> **Aim of the exercise**
Among the entries below, please show each line that carries the word "recents".

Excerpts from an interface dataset

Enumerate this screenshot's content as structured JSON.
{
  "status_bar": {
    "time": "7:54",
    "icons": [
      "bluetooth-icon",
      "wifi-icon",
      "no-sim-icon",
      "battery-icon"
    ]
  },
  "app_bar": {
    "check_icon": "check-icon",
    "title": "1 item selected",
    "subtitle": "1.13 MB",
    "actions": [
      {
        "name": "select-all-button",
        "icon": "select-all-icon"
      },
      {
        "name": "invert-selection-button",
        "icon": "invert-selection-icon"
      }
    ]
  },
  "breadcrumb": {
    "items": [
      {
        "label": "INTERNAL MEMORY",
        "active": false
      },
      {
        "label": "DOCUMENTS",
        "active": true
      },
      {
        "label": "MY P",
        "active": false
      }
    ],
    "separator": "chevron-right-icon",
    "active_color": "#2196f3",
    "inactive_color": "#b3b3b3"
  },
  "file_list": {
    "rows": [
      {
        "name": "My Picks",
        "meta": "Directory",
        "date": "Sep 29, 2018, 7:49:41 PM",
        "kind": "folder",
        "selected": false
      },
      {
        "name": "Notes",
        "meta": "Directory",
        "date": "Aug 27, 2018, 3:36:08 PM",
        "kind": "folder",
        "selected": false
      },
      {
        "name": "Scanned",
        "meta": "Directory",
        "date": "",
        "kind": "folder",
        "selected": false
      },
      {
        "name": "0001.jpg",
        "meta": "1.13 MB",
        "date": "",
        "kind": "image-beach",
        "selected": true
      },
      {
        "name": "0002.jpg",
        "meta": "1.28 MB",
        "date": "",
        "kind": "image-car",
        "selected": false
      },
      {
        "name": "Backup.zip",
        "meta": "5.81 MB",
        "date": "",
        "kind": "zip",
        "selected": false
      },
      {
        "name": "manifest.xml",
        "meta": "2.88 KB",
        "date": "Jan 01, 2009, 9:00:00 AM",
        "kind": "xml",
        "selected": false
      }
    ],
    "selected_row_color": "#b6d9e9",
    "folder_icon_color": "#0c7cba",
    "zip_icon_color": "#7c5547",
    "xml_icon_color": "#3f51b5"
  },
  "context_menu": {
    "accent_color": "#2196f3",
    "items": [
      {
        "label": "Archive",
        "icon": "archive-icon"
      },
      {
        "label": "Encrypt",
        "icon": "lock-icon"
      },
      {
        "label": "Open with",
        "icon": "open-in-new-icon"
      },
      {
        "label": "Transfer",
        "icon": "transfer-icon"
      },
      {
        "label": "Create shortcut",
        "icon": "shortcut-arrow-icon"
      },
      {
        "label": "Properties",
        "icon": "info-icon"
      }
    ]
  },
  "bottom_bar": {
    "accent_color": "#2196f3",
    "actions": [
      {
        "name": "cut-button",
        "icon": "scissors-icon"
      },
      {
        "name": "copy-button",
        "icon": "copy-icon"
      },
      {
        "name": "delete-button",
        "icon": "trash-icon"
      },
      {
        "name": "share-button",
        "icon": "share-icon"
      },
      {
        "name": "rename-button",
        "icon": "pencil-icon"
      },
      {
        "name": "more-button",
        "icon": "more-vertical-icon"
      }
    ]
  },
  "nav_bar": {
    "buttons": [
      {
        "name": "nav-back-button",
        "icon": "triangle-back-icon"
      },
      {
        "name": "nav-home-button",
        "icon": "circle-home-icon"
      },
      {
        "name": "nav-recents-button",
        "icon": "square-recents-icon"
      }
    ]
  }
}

> **Response to this exercise**
        "name": "nav-recents-button",
        "icon": "square-recents-icon"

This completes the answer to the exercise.